– The Punishment Theodicy– most objections to suffering are because we don’t believe we deserve to suffer. We believe we deserve a comfortable life from God. However, this idea doesn’t have a Biblical basis. In fact, we find many stories of suffering in the Bible.
Both of these theodicies have value, but they are incomplete and still leave us wanting for more. What about natural disasters? and why does the distribution of suffering seem so random?
So what else? What does the Bible say about suffering? (Directly quoting Tim Keller’s “Reason for God” discussion guide, page 59)
It says that Christians suffer…
– for our own sake. to learn who God is (Psalm 46; Daniel 4:24-37), to learn to trust God (2 Corinthians 1:8-9) and obey Him (Psalm 119:67-72), to become more like Jesus (Romans 8:18-29), and to reach maturity of character (Romans 5:3-4, Hebrews 12:1-11)
– for the sake of others. That God’s people may have courage (Philippians 1:14) and power (2 Corinthians 4:7-12)
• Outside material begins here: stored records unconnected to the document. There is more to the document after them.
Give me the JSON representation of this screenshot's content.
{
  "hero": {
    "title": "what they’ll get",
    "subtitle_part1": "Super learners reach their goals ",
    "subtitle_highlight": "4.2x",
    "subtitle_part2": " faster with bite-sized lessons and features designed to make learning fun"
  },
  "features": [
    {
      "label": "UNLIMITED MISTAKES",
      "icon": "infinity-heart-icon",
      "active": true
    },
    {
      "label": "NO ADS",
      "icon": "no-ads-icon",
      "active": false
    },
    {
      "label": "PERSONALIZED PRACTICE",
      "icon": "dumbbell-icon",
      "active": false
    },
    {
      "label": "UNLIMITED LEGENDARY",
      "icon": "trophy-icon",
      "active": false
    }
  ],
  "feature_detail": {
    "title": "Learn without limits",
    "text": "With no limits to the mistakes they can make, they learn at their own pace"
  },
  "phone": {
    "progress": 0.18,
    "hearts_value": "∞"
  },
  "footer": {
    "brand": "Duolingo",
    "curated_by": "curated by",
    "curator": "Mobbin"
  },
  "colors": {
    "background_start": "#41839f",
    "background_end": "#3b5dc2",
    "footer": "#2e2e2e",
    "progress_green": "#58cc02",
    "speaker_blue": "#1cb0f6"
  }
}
– for Christ’s sake. To identify with Christ (Galatians 2:0), and to share in His sufferings and glory (1 Peter 4:12-16, Philippians 1:29, 3:8-10, Romans 8:17-18, 2 Corinthians 4:17)
Another answer is that we simply cannot comprehend God’s reason for suffering. I, for one, cannot pretend to have the intellectual capacity to fully understand God or His reasons.
John 11:32- 35: “When Mary reached the place where Jesus was and saw him, she fell at his feet and said, “Lord, if you had been here, my brother would not have died.” When Jesus saw her weeping, and the Jews who had come along with her also weeping, he was deeply moved in spirit and troubled. “Where have you laid him?” he asked.“Come and see, Lord,” they replied. Jesus wept.”
I added this verse to illustrate that God is not a passive observer to our pain. He weeps with us, He mourns with us, and like any good Father–he hates seeing us hurting. I can also tell you with certainty that He doesn’t abandon us either. I know it can feel as though He has, but we know He has always promised His presence.
I’ll also add this, and I’ll speak from my own experience: I would not be who I am today if not for my own pain and suffering. I wouldn’t be very good at counseling if I didn’t understand pain, loneliness, and despair. We have the ability to choose our response to suffering and pain: we can ask for help, allow our grief, and make it into something good by creating meaning for it. Does that make our suffering ok? No. but I believe it gives us a reason and purpose to continue living when it’d be easier to give up.